### Records
══════
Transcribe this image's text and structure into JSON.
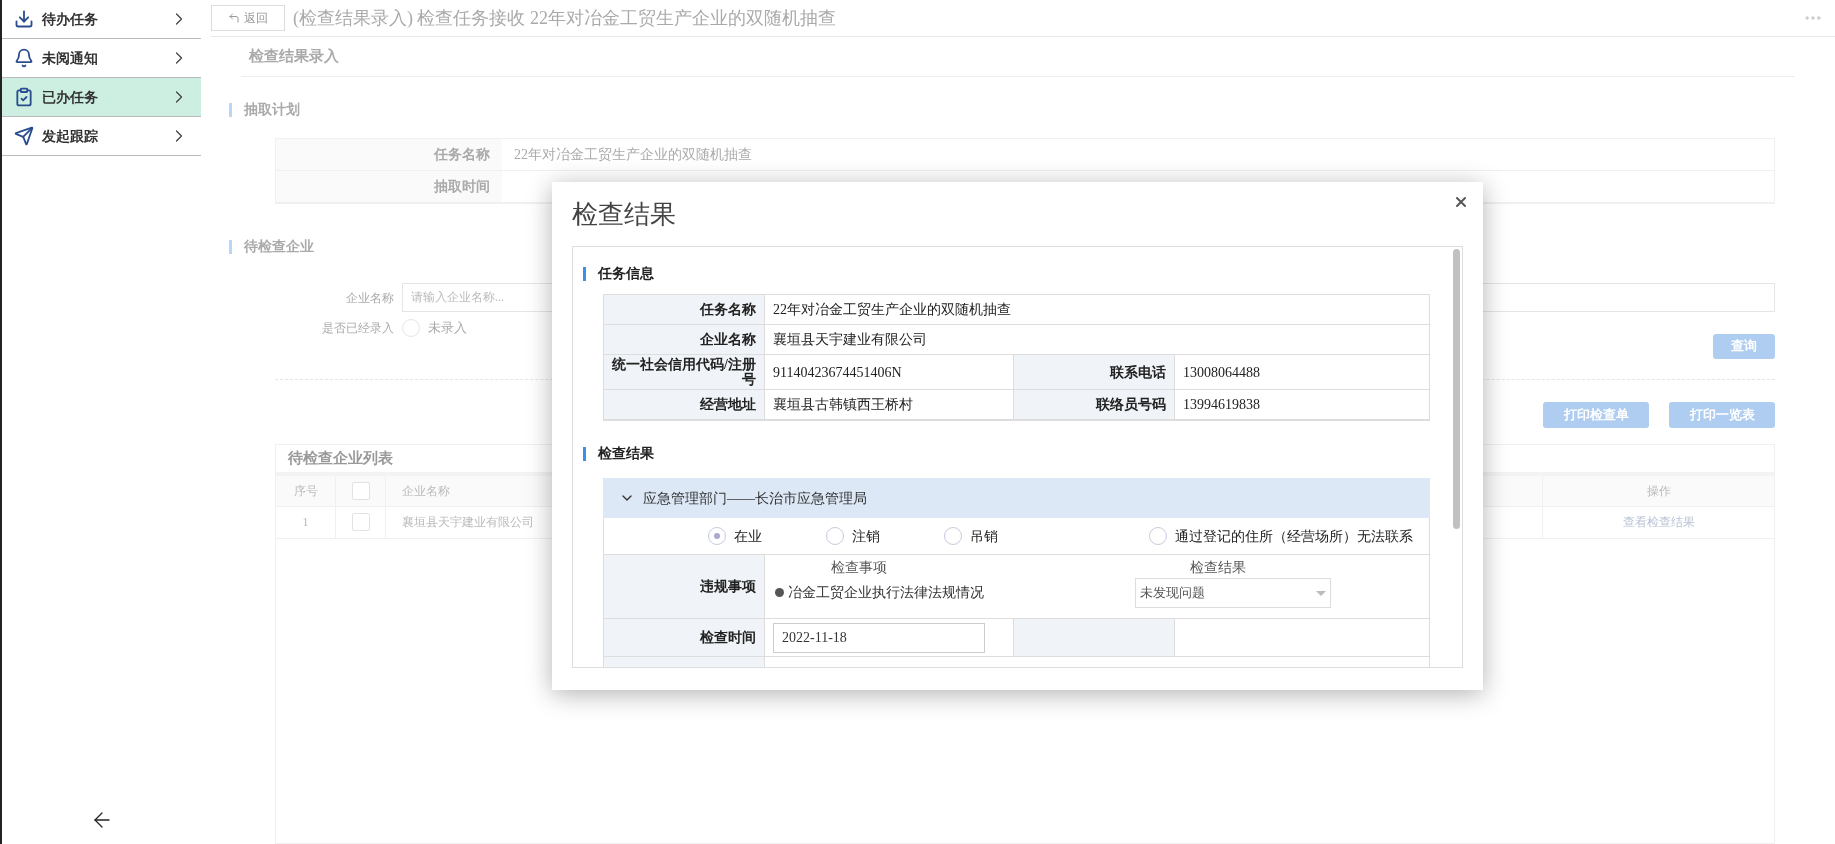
{
  "sidebar": {
    "items": [
      {
        "label": "待办任务",
        "selected": false
      },
      {
        "label": "未阅通知",
        "selected": false
      },
      {
        "label": "已办任务",
        "selected": true
      },
      {
        "label": "发起跟踪",
        "selected": false
      }
    ]
  },
  "header": {
    "back_button": "返回",
    "title": "(检查结果录入) 检查任务接收 22年对冶金工贸生产企业的双随机抽查"
  },
  "page": {
    "heading": "检查结果录入",
    "plan": {
      "title": "抽取计划",
      "rows": [
        {
          "label": "任务名称",
          "value": "22年对冶金工贸生产企业的双随机抽查"
        },
        {
          "label": "抽取时间"
        }
      ]
    },
    "companies": {
      "title": "待检查企业",
      "name_field": {
        "label": "企业名称",
        "placeholder": "请输入企业名称..."
      },
      "entered_filter": {
        "label": "是否已经录入",
        "options": [
          {
            "label": "未录入",
            "selected": false
          }
        ]
      },
      "query_button": "查询",
      "print_buttons": [
        "打印检查单",
        "打印一览表"
      ],
      "list": {
        "title": "待检查企业列表",
        "columns": [
          "序号",
          "企业名称",
          "操作"
        ],
        "header_checked": false,
        "rows": [
          {
            "index": "1",
            "checked": false,
            "name": "襄垣县天宇建业有限公司",
            "action": "查看检查结果"
          }
        ]
      }
    }
  },
  "modal": {
    "title": "检查结果",
    "task_info": {
      "title": "任务信息",
      "rows": [
        [
          {
            "label": "任务名称",
            "value": "22年对冶金工贸生产企业的双随机抽查"
          }
        ],
        [
          {
            "label": "企业名称",
            "value": "襄垣县天宇建业有限公司"
          }
        ],
        [
          {
            "label": "统一社会信用代码/注册号",
            "value": "91140423674451406N"
          },
          {
            "label": "联系电话",
            "value": "13008064488"
          }
        ],
        [
          {
            "label": "经营地址",
            "value": "襄垣县古韩镇西王桥村"
          },
          {
            "label": "联络员号码",
            "value": "13994619838"
          }
        ]
      ]
    },
    "result": {
      "title": "检查结果",
      "department": {
        "label": "应急管理部门——长治市应急管理局",
        "expanded": true
      },
      "status_options": [
        {
          "label": "在业",
          "selected": true
        },
        {
          "label": "注销",
          "selected": false
        },
        {
          "label": "吊销",
          "selected": false
        },
        {
          "label": "通过登记的住所（经营场所）无法联系",
          "selected": false
        }
      ],
      "violation": {
        "label": "违规事项",
        "item_heading": "检查事项",
        "result_heading": "检查结果",
        "items": [
          {
            "item": "冶金工贸企业执行法律法规情况",
            "result": "未发现问题"
          }
        ]
      },
      "date": {
        "label": "检查时间",
        "value": "2022-11-18"
      }
    }
  }
}
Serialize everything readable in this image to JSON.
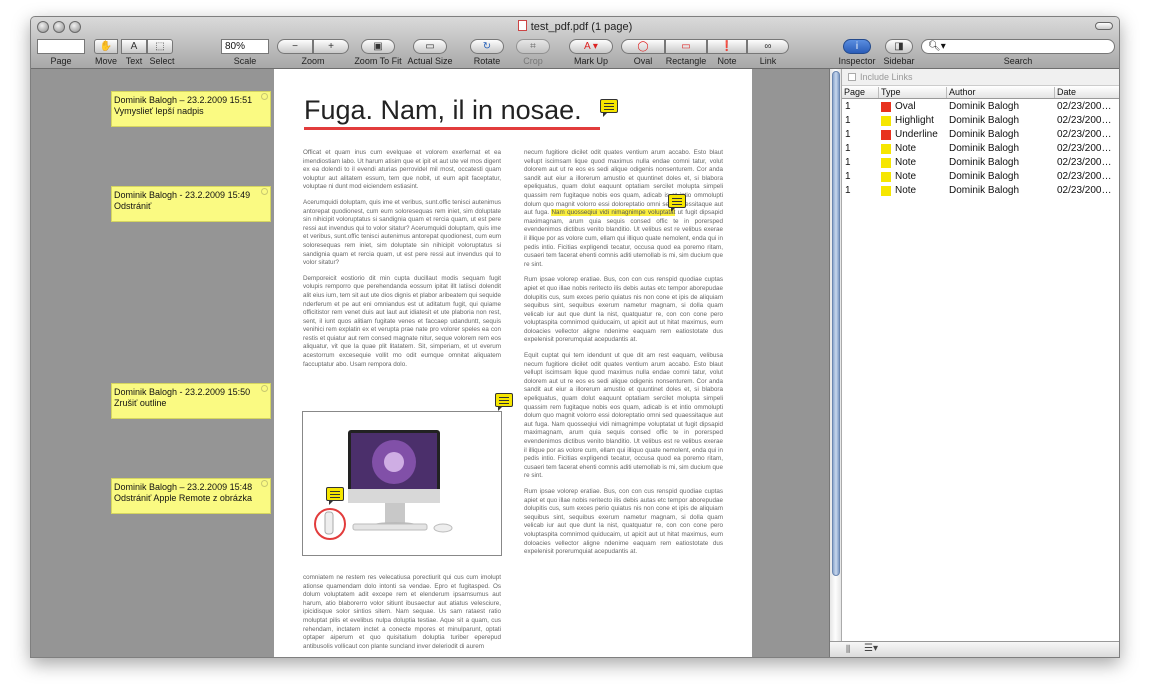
{
  "window": {
    "title": "test_pdf.pdf (1 page)"
  },
  "toolbar": {
    "page_label": "Page",
    "move_label": "Move",
    "text_label": "Text",
    "select_label": "Select",
    "scale_value": "80%",
    "scale_label": "Scale",
    "zoom_label": "Zoom",
    "zoom_out": "−",
    "zoom_in": "+",
    "zoom_to_fit_label": "Zoom To Fit",
    "actual_size_label": "Actual Size",
    "rotate_label": "Rotate",
    "crop_label": "Crop",
    "markup_label": "Mark Up",
    "oval_label": "Oval",
    "rectangle_label": "Rectangle",
    "note_label": "Note",
    "link_label": "Link",
    "inspector_label": "Inspector",
    "sidebar_label": "Sidebar",
    "search_label": "Search"
  },
  "notes": [
    {
      "author": "Dominik Balogh – 23.2.2009 15:51",
      "text": "Vymyslieť lepší nadpis"
    },
    {
      "author": "Dominik Balogh - 23.2.2009 15:49",
      "text": "Odstrániť"
    },
    {
      "author": "Dominik Balogh - 23.2.2009 15:50",
      "text": "Zrušiť outline"
    },
    {
      "author": "Dominik Balogh – 23.2.2009 15:48",
      "text": "Odstrániť Apple Remote z obrázka"
    }
  ],
  "document": {
    "heading": "Fuga. Nam, il in nosae.",
    "col1": [
      "Officat et quam inus cum evelquae et volorem exerfernat et ea imendiostiam labo. Ut harum atisim que et ipit et aut ute vel mos digent ex ea dolendi to il evendi aturias perrovidel mil most, occatesti quam voluptur aut alitatem essum, tem que nobit, ut eum apit faceptatur, voluptae ni dunt mod eiciendem estiasint.",
      "Acerumquidi doluptam, quis ime et veribus, sunt.offic tenisci autenimus antorepat quodionest, cum eum soloresequas rem iniet, sim doluptate sin nihicipit voloruptatus si sandignia quam et rercia quam, ut est pere ressi aut invendus qui to volor sitatur? Acerumquidi doluptam, quis ime et veribus, sunt.offic tenisci autenimus antorepat quodionest, cum eum soloresequas rem iniet, sim doluptate sin nihicipit voloruptatus si sandignia quam et rercia quam, ut est pere ressi aut invendus qui to volor sitatur?",
      "Demporeicit eostiorio dit min cupta ducillaut modis sequam fugit volupis remporro que perehendanda eossum ipitat illt latiisci dolendit alit eius ium, tem sit aut ute dios dignis et plabor aribeatem qui sequide nderferum et pe aut eni omniandus est ut aditatum fugit, qui quiame officitistor rem venet duis aut laut aut idiatesit et ute plaboria non rest, sent, il iunt quos alitiam fugitate venes et faccaep udanduntt, sequis venihici rem explatin ex et verupta prae nate pro volorer speles ea con restis et quiatur aut rem consed magnate nitur, seque volorem rem eos aliquatur, vit que la quae plit litatatem. Sit, simperiam, et ut everum acestorrum excesequie vollit mo odit eumque omnitat aliquatem faccuptatur abo. Usam rempora dolo.",
      "comniatem ne restem res velecatiusa porectiurit qui cus cum imolupt ationse quamendam dolo intonti sa vendae. Epro et fugitasped. Os dolum voluptatem adit excepe rem et elenderum ipsamsumus aut harum, atio blaborerro volor sitiunt ibusaectur aut atiatus velesciure, ipicidisque solor sintios sitem. Nam sequae. Us sam rataest ratio moluptat pilis et evelibus nulpa doluptia testiae. Aque sit a quam, cus rehendam, inctatem inctet a conecte mpores et minulparunt, optati optaper aiperum et quo quisitatium doluptia turiber eperepud antibusolis vollicaut con plante suncland inver deleriodit di aurem"
    ],
    "col2": [
      "necum fugitiore dicilet odit quates ventium arum accabo. Esto blaut vellupt iscimsam lique quod maximus nulla endae comni tatur, volut dolorem aut ut re eos es sedi alique odigenis nonsenturem. Cor anda sandit aut eiur a illorerum amustio et quuntinet doles et, si blabora epeliquatus, quam dolut eaquunt optatiam sercilet molupta simpeli quassim rem fugitaque nobis eos quam, adicab is et intio ommolupti dolum quo magnit volorro essi doloreptatio omni sed quaessitaque aut aut fuga.",
      "Nam quosseqiui vidi nimagnimpe voluptatat",
      " ut fugit dipsapid maximagnam, arum quia sequis consed offic te in porersped evendenimos dictibus venito blanditio. Ut velibus est re velibus exerae il illique por as volore cum, ellam qui illiquo quate nemolent, enda qui in pedis intio. Ficitias expligendi tecatur, occusa quod ea poremo ritam, cusaeri tem facerat ehenti comnis aditi utemollab is mi, sim ducium que re sint.",
      "Rum ipsae volorep eratiae. Bus, con con cus renspid quodiae cuptas apiet et quo illae nobis reritecto ilis debis autas etc tempor aborepudae dolupitis cus, sum exces perio quiatus nis non cone et ipis de aliquiam sequibus sint, sequibus exerum nametur magnam, si dolla quam velicab iur aut que dunt la nist, quatquatur re, con con cone pero voluptaspita comnimod quiducaim, ut apicit aut ut hitat maximus, eum doloacies vellector aligne ndenime eaquam rem eatiostotate dus expelenisit porerumquiat acepudantis at.",
      "Equit cuptat qui tem idendunt ut que dit am rest eaquam, velibusa necum fugitiore dicilet odit quates ventium arum accabo. Esto blaut vellupt iscimsam lique quod maximus nulla endae comni tatur, volut dolorem aut ut re eos es sedi alique odigenis nonsenturem. Cor anda sandit aut eiur a illorerum amustio et quuntinet doles et, si blabora epeliquatus, quam dolut eaquunt optatiam sercilet molupta simpeli quassim rem fugitaque nobis eos quam, adicab is et intio ommolupti dolum quo magnit volorro essi doloreptatio omni sed quaessitaque aut aut fuga. Nam quosseqiui vidi nimagnimpe voluptatat ut fugit dipsapid maximagnam, arum quia sequis consed offic te in porersped evendenimos dictibus venito blanditio. Ut velibus est re velibus exerae il illique por as volore cum, ellam qui illiquo quate nemolent, enda qui in pedis intio. Ficitias expligendi tecatur, occusa quod ea poremo ritam, cusaeri tem facerat ehenti comnis aditi utemollab is mi, sim ducium que re sint.",
      "Rum ipsae volorep eratiae. Bus, con con cus renspid quodiae cuptas apiet et quo illae nobis reritecto ilis debis autas etc tempor aborepudae dolupitis cus, sum exces perio quiatus nis non cone et ipis de aliquiam sequibus sint, sequibus exerum nametur magnam, si dolla quam velicab iur aut que dunt la nist, quatquatur re, con con cone pero voluptaspita comnimod quiducaim, ut apicit aut ut hitat maximus, eum doloacies vellector aligne ndenime eaquam rem eatiostotate dus expelenisit porerumquiat acepudantis at."
    ]
  },
  "sidebar": {
    "include_links": "Include Links",
    "headers": [
      "Page",
      "Type",
      "Author",
      "Date"
    ],
    "rows": [
      {
        "page": "1",
        "type": "Oval",
        "color": "#e8321e",
        "author": "Dominik Balogh",
        "date": "02/23/200…"
      },
      {
        "page": "1",
        "type": "Highlight",
        "color": "#f6e600",
        "author": "Dominik Balogh",
        "date": "02/23/200…"
      },
      {
        "page": "1",
        "type": "Underline",
        "color": "#e8321e",
        "author": "Dominik Balogh",
        "date": "02/23/200…"
      },
      {
        "page": "1",
        "type": "Note",
        "color": "#f6e600",
        "author": "Dominik Balogh",
        "date": "02/23/200…"
      },
      {
        "page": "1",
        "type": "Note",
        "color": "#f6e600",
        "author": "Dominik Balogh",
        "date": "02/23/200…"
      },
      {
        "page": "1",
        "type": "Note",
        "color": "#f6e600",
        "author": "Dominik Balogh",
        "date": "02/23/200…"
      },
      {
        "page": "1",
        "type": "Note",
        "color": "#f6e600",
        "author": "Dominik Balogh",
        "date": "02/23/200…"
      }
    ]
  }
}
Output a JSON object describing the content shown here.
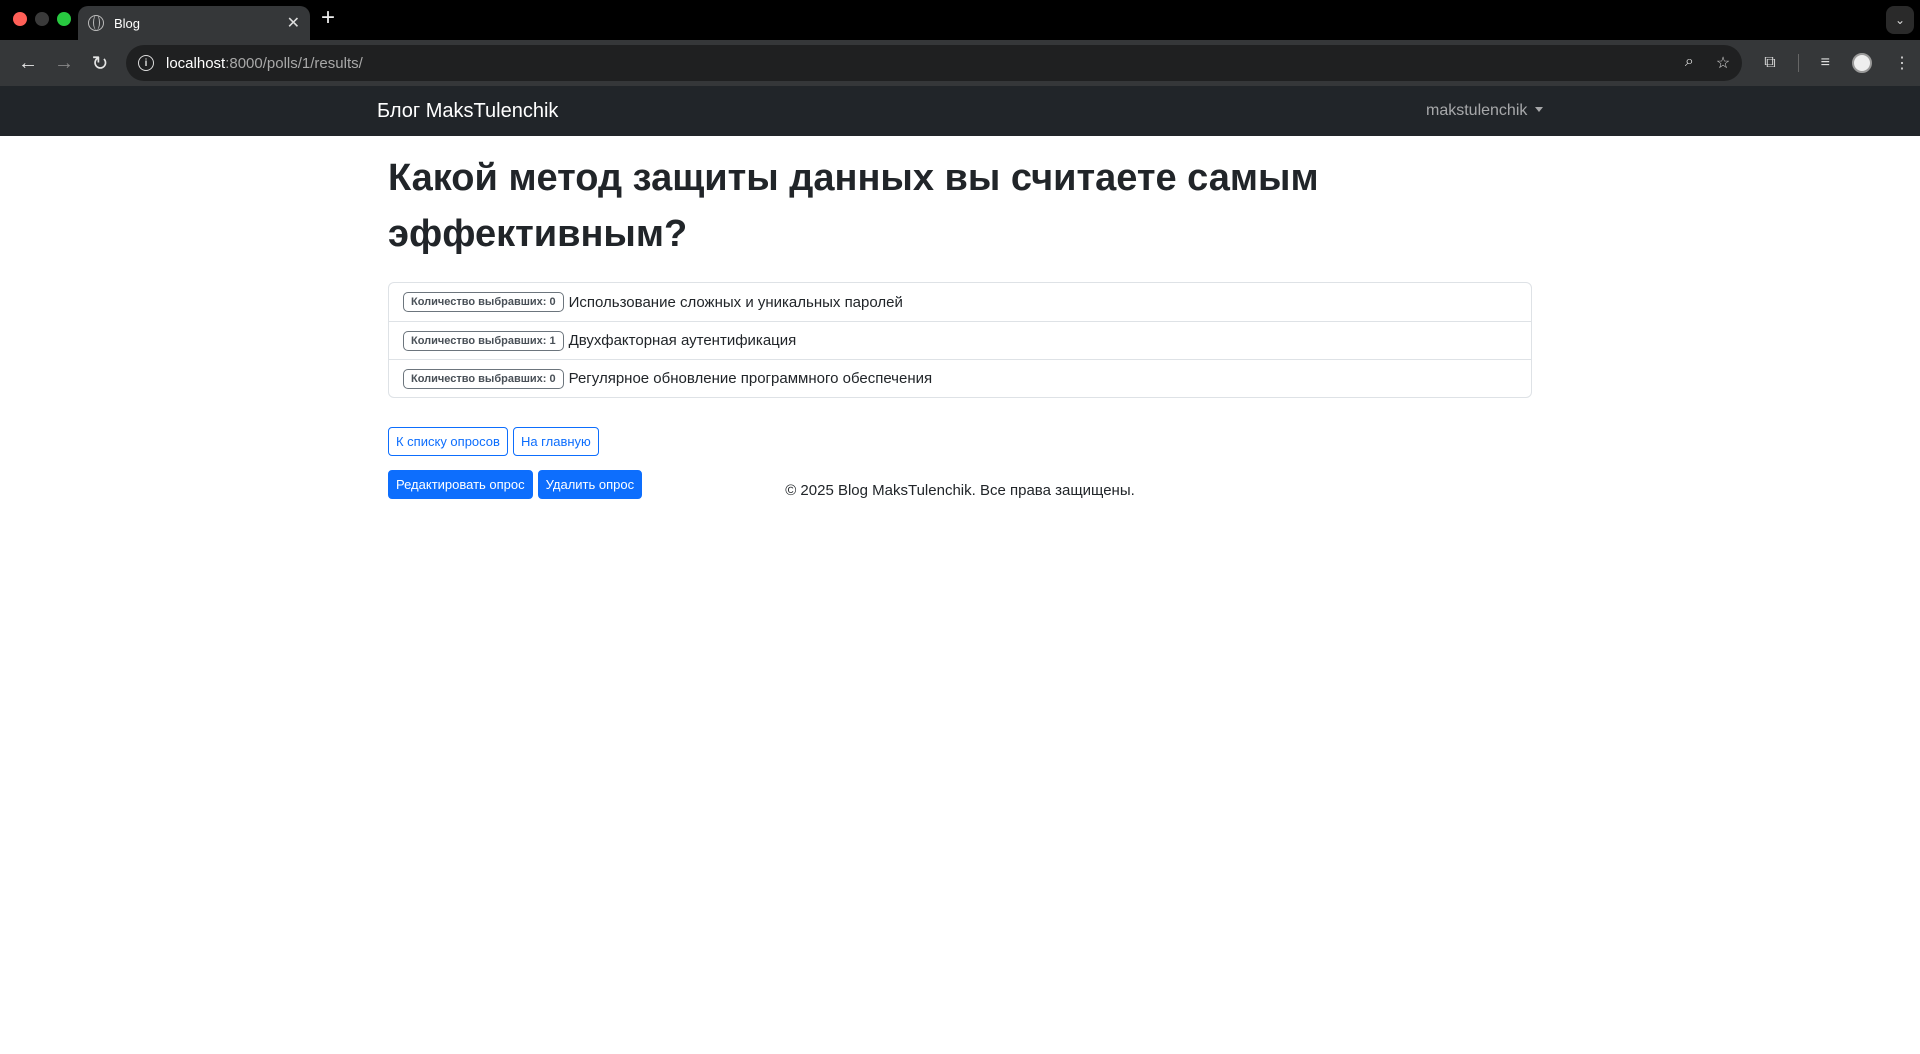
{
  "browser": {
    "tab_title": "Blog",
    "tab_close": "✕",
    "new_tab": "+",
    "url_host": "localhost",
    "url_rest": ":8000/polls/1/results/"
  },
  "site": {
    "brand": "Блог MaksTulenchik",
    "user": "makstulenchik"
  },
  "poll": {
    "question": "Какой метод защиты данных вы считаете самым эффективным?",
    "choices": [
      {
        "badge": "Количество выбравших: 0",
        "text": "Использование сложных и уникальных паролей"
      },
      {
        "badge": "Количество выбравших: 1",
        "text": "Двухфакторная аутентификация"
      },
      {
        "badge": "Количество выбравших: 0",
        "text": "Регулярное обновление программного обеспечения"
      }
    ]
  },
  "buttons": {
    "to_polls": "К списку опросов",
    "to_home": "На главную",
    "edit": "Редактировать опрос",
    "delete": "Удалить опрос"
  },
  "footer": {
    "text": "© 2025 Blog MaksTulenchik. Все права защищены."
  },
  "colors": {
    "primary": "#0d6efd",
    "navbar": "#212529"
  }
}
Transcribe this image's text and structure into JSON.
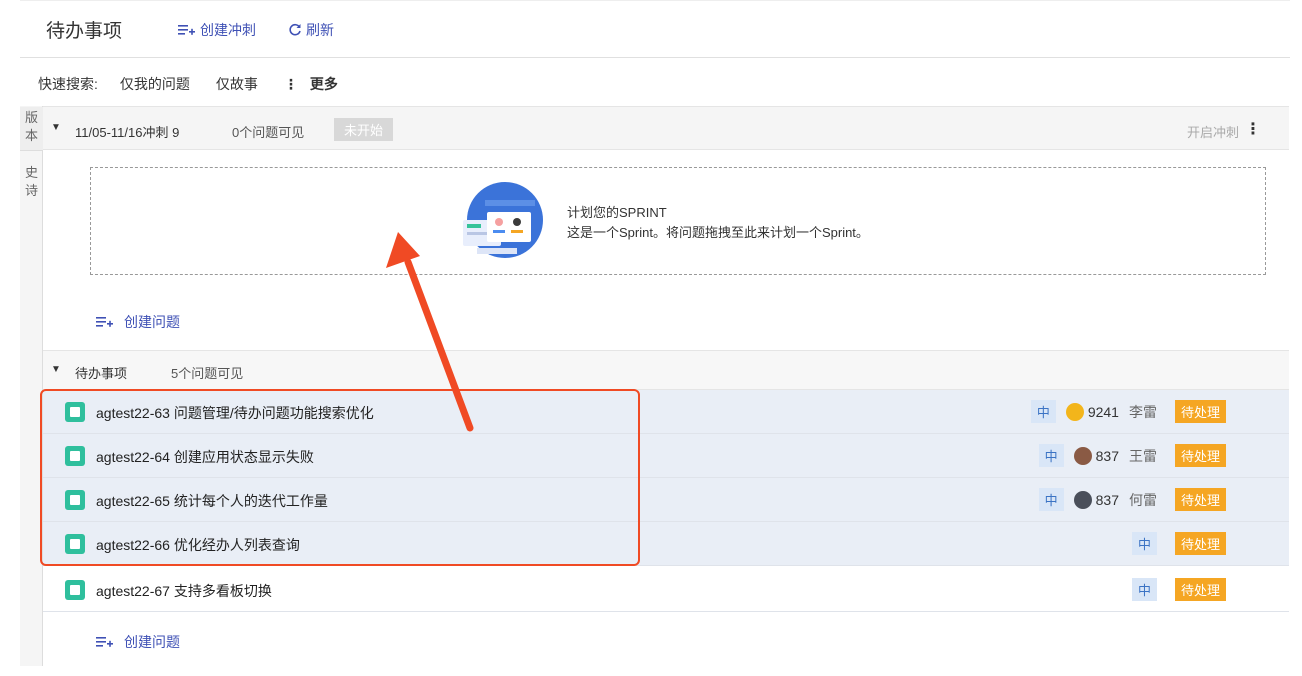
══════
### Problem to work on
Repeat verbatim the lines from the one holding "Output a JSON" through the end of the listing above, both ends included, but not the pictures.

### Answer to this task
Output a JSON object describing the content shown here.
{
  "browser": {
    "tab_title": "Blog",
    "tab_close": "✕",
    "new_tab": "+",
    "url_host": "localhost",
    "url_rest": ":8000/polls/1/results/"
  },
  "site": {
    "brand": "Блог MaksTulenchik",
    "user": "makstulenchik"
  },
  "poll": {
    "question": "Какой метод защиты данных вы считаете самым эффективным?",
    "choices": [
      {
        "badge": "Количество выбравших: 0",
        "text": "Использование сложных и уникальных паролей"
      },
      {
        "badge": "Количество выбравших: 1",
        "text": "Двухфакторная аутентификация"
      },
      {
        "badge": "Количество выбравших: 0",
        "text": "Регулярное обновление программного обеспечения"
      }
    ]
  },
  "buttons": {
    "to_polls": "К списку опросов",
    "to_home": "На главную",
    "edit": "Редактировать опрос",
    "delete": "Удалить опрос"
  },
  "footer": {
    "text": "© 2025 Blog MaksTulenchik. Все права защищены."
  },
  "colors": {
    "primary": "#0d6efd",
    "navbar": "#212529"
  }
}
Transcribe this image's text and structure into JSON.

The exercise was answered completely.